• [Instructions for the task] If a line of the records contains the string "weight", copy it out.

::: Extracted material

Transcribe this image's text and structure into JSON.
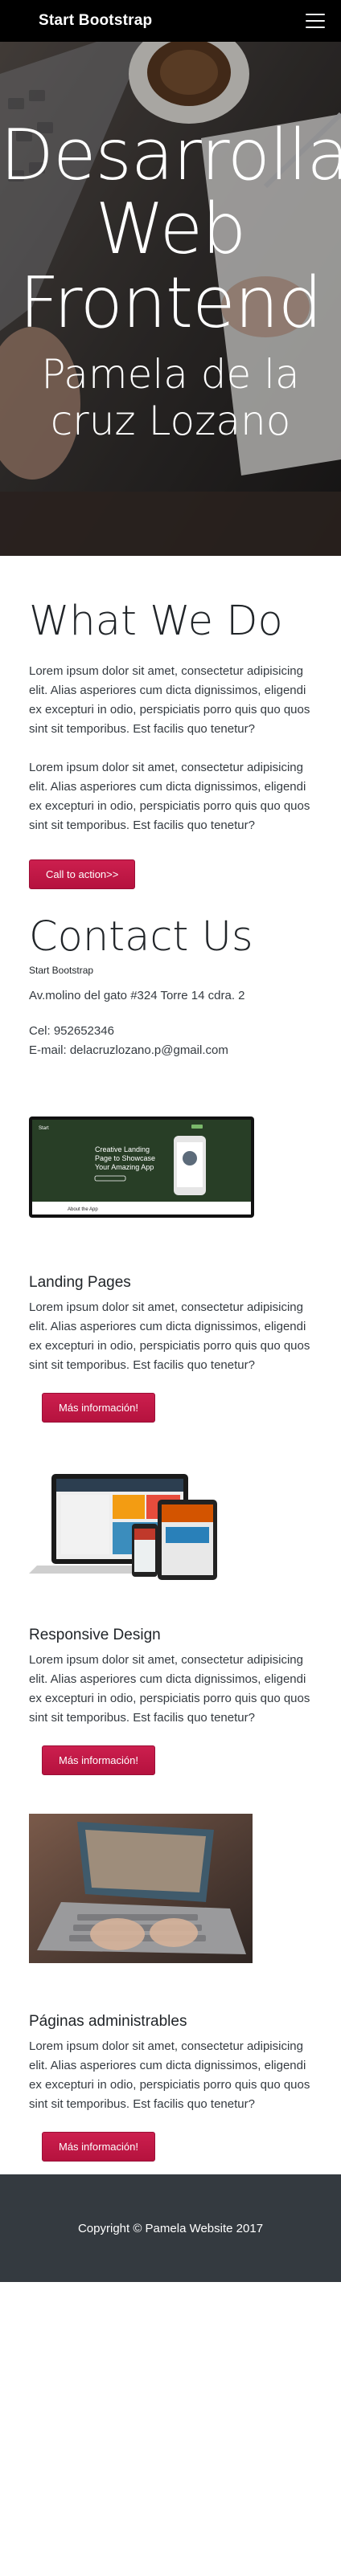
{
  "navbar": {
    "brand": "Start Bootstrap",
    "toggler_icon": "hamburger-icon"
  },
  "hero": {
    "title_lines": [
      "Desarrolla",
      "Web",
      "Frontend"
    ],
    "subtitle_lines": [
      "Pamela de la",
      "cruz Lozano"
    ]
  },
  "what_we_do": {
    "heading": "What We Do",
    "paragraph_1": "Lorem ipsum dolor sit amet, consectetur adipisicing elit. Alias asperiores cum dicta dignissimos, eligendi ex excepturi in odio, perspiciatis porro quis quo quos sint sit temporibus. Est facilis quo tenetur?",
    "paragraph_2": "Lorem ipsum dolor sit amet, consectetur adipisicing elit. Alias asperiores cum dicta dignissimos, eligendi ex excepturi in odio, perspiciatis porro quis quo quos sint sit temporibus. Est facilis quo tenetur?",
    "button": "Call to action>>"
  },
  "contact": {
    "heading": "Contact Us",
    "company": "Start Bootstrap",
    "address": "Av.molino del gato #324 Torre 14 cdra. 2",
    "phone": "Cel: 952652346",
    "email": "E-mail: delacruzlozano.p@gmail.com"
  },
  "cards": [
    {
      "title": "Landing Pages",
      "text": "Lorem ipsum dolor sit amet, consectetur adipisicing elit. Alias asperiores cum dicta dignissimos, eligendi ex excepturi in odio, perspiciatis porro quis quo quos sint sit temporibus. Est facilis quo tenetur?",
      "button": "Más información!",
      "mock": {
        "brand": "Start",
        "headline_1": "Creative Landing",
        "headline_2": "Page to Showcase",
        "headline_3": "Your Amazing App",
        "footer_label": "About the App"
      }
    },
    {
      "title": "Responsive Design",
      "text": "Lorem ipsum dolor sit amet, consectetur adipisicing elit. Alias asperiores cum dicta dignissimos, eligendi ex excepturi in odio, perspiciatis porro quis quo quos sint sit temporibus. Est facilis quo tenetur?",
      "button": "Más información!"
    },
    {
      "title": "Páginas administrables",
      "text": "Lorem ipsum dolor sit amet, consectetur adipisicing elit. Alias asperiores cum dicta dignissimos, eligendi ex excepturi in odio, perspiciatis porro quis quo quos sint sit temporibus. Est facilis quo tenetur?",
      "button": "Más información!"
    }
  ],
  "footer": {
    "copyright": "Copyright © Pamela Website 2017"
  },
  "colors": {
    "navbar": "#000000",
    "accent_button": "#b5123e",
    "footer": "#343a40",
    "text": "#212529"
  }
}
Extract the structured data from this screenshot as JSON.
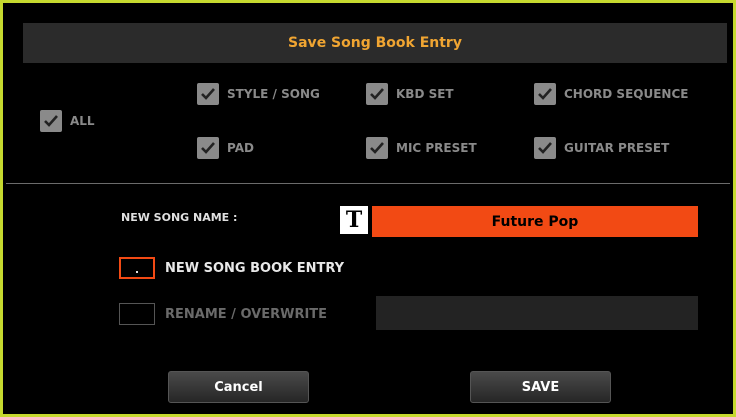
{
  "dialog": {
    "title": "Save Song Book Entry"
  },
  "checkboxes": {
    "all": {
      "label": "ALL",
      "checked": true
    },
    "style_song": {
      "label": "STYLE / SONG",
      "checked": true
    },
    "kbd_set": {
      "label": "KBD SET",
      "checked": true
    },
    "chord_sequence": {
      "label": "CHORD SEQUENCE",
      "checked": true
    },
    "pad": {
      "label": "PAD",
      "checked": true
    },
    "mic_preset": {
      "label": "MIC PRESET",
      "checked": true
    },
    "guitar_preset": {
      "label": "GUITAR PRESET",
      "checked": true
    }
  },
  "name": {
    "label": "NEW SONG NAME :",
    "text_icon": "T",
    "value": "Future Pop"
  },
  "options": {
    "new_entry": {
      "label": "NEW SONG BOOK ENTRY",
      "selected": true
    },
    "rename": {
      "label": "RENAME / OVERWRITE",
      "selected": false
    }
  },
  "buttons": {
    "cancel": "Cancel",
    "save": "SAVE"
  },
  "colors": {
    "frame": "#c6d92f",
    "title_text": "#f0a532",
    "accent": "#f24a14"
  }
}
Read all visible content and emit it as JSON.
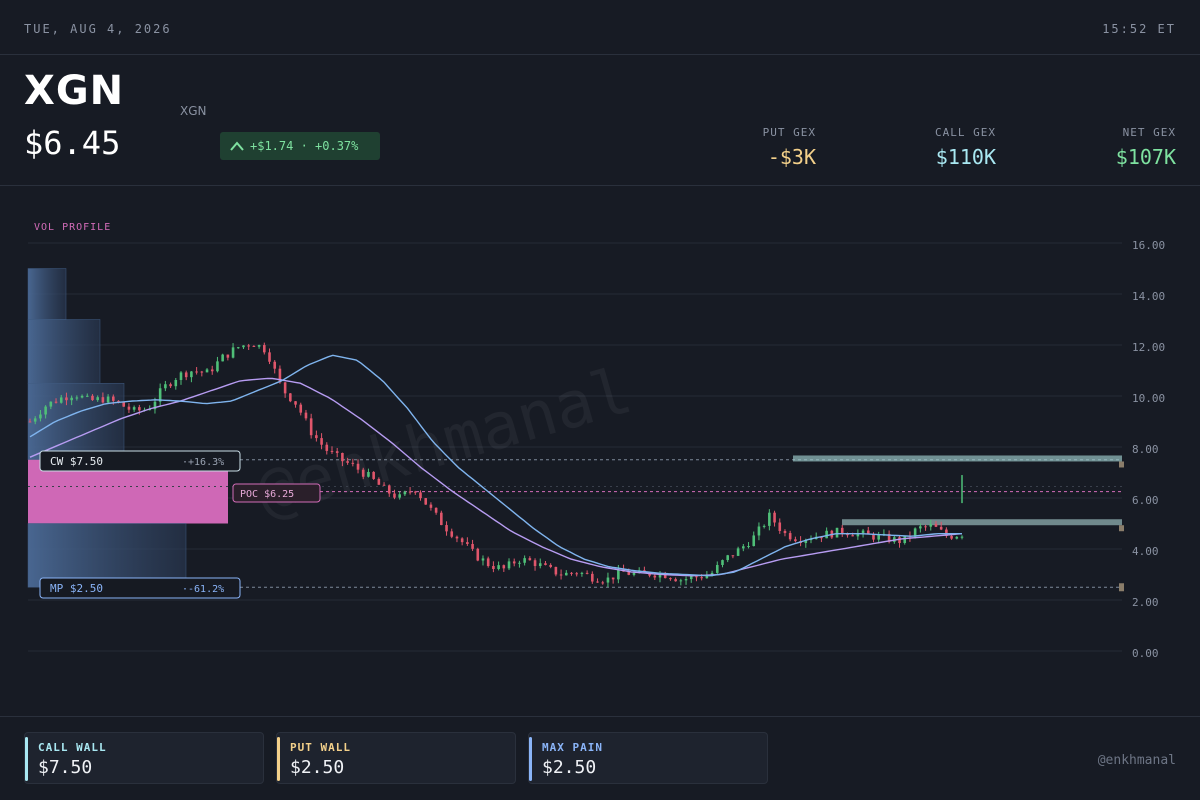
{
  "topbar": {
    "date": "TUE, AUG 4, 2026",
    "time": "15:52 ET"
  },
  "header": {
    "ticker": "XGN",
    "ticker_sub": "XGN",
    "price": "$6.45",
    "change": "+$1.74 · +0.37%",
    "gex": [
      {
        "label": "PUT GEX",
        "value": "-$3K",
        "color": "#f3d08a"
      },
      {
        "label": "CALL GEX",
        "value": "$110K",
        "color": "#a9e8f2"
      },
      {
        "label": "NET GEX",
        "value": "$107K",
        "color": "#7ee2a0"
      }
    ]
  },
  "chart": {
    "profile_label": "VOL PROFILE",
    "watermark": "@enkhmanal",
    "y_ticks": [
      "16.00",
      "14.00",
      "12.00",
      "10.00",
      "8.00",
      "6.00",
      "4.00",
      "2.00",
      "0.00"
    ],
    "tags": {
      "cw": {
        "label": "CW $7.50",
        "pct": "·+16.3%"
      },
      "poc": {
        "label": "POC $6.25"
      },
      "mp": {
        "label": "MP $2.50",
        "pct": "·-61.2%"
      }
    }
  },
  "chart_data": {
    "type": "candlestick",
    "ylim": [
      0,
      16
    ],
    "y_ticks": [
      0,
      2,
      4,
      6,
      8,
      10,
      12,
      14,
      16
    ],
    "levels": {
      "call_wall": 7.5,
      "poc": 6.25,
      "max_pain": 2.5,
      "last": 6.45
    },
    "close_path": [
      9.0,
      9.6,
      9.9,
      10.1,
      9.8,
      9.9,
      9.7,
      9.4,
      9.5,
      10.3,
      10.8,
      11.0,
      10.9,
      11.5,
      11.9,
      12.1,
      11.8,
      10.3,
      9.7,
      8.6,
      7.9,
      7.5,
      7.2,
      6.8,
      6.3,
      6.0,
      6.4,
      5.6,
      4.9,
      4.4,
      3.8,
      3.4,
      3.2,
      3.6,
      3.5,
      3.2,
      3.0,
      3.1,
      2.9,
      2.8,
      3.1,
      3.0,
      3.05,
      3.0,
      2.8,
      2.9,
      3.0,
      3.6,
      4.0,
      4.5,
      5.3,
      4.6,
      4.4,
      4.5,
      4.6,
      4.7,
      4.6,
      4.5,
      4.4,
      4.3,
      4.8,
      4.9,
      4.5,
      4.6
    ],
    "ma_fast_path": [
      8.4,
      9.0,
      9.4,
      9.7,
      9.8,
      9.85,
      9.8,
      9.7,
      9.8,
      10.2,
      10.6,
      11.2,
      11.6,
      11.4,
      10.6,
      9.5,
      8.2,
      7.2,
      6.4,
      5.6,
      4.8,
      4.1,
      3.6,
      3.3,
      3.15,
      3.05,
      3.0,
      2.95,
      3.1,
      3.6,
      4.1,
      4.4,
      4.6,
      4.6,
      4.55,
      4.5,
      4.6,
      4.6
    ],
    "ma_slow_path": [
      7.6,
      8.1,
      8.6,
      9.1,
      9.5,
      9.8,
      10.2,
      10.6,
      10.7,
      10.5,
      9.9,
      9.1,
      8.2,
      7.2,
      6.3,
      5.5,
      4.7,
      4.1,
      3.6,
      3.3,
      3.1,
      3.0,
      2.95,
      3.0,
      3.3,
      3.6,
      3.8,
      4.0,
      4.2,
      4.4,
      4.5,
      4.6
    ],
    "volume_profile": [
      {
        "from": 13.0,
        "to": 15.0,
        "weight": 0.19
      },
      {
        "from": 10.5,
        "to": 13.0,
        "weight": 0.36
      },
      {
        "from": 7.5,
        "to": 10.5,
        "weight": 0.48
      },
      {
        "from": 5.0,
        "to": 7.5,
        "weight": 1.0,
        "poc": true
      },
      {
        "from": 2.5,
        "to": 5.0,
        "weight": 0.79
      }
    ],
    "gex_bars": [
      {
        "level": 7.55,
        "weight": 0.47,
        "color": "#9fcfcf"
      },
      {
        "level": 5.05,
        "weight": 0.4,
        "color": "#9fc4c4"
      }
    ]
  },
  "footer": {
    "cards": [
      {
        "label": "CALL WALL",
        "value": "$7.50",
        "color": "#a9e8f2"
      },
      {
        "label": "PUT WALL",
        "value": "$2.50",
        "color": "#f3d08a"
      },
      {
        "label": "MAX PAIN",
        "value": "$2.50",
        "color": "#8ab4f8"
      }
    ],
    "handle": "@enkhmanal"
  }
}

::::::

• [Your response]
        "weight": 0.19
        "weight": 0.36
        "weight": 0.48
        "weight": 1.0,
        "weight": 0.79
        "weight": 0.47,
        "weight": 0.4,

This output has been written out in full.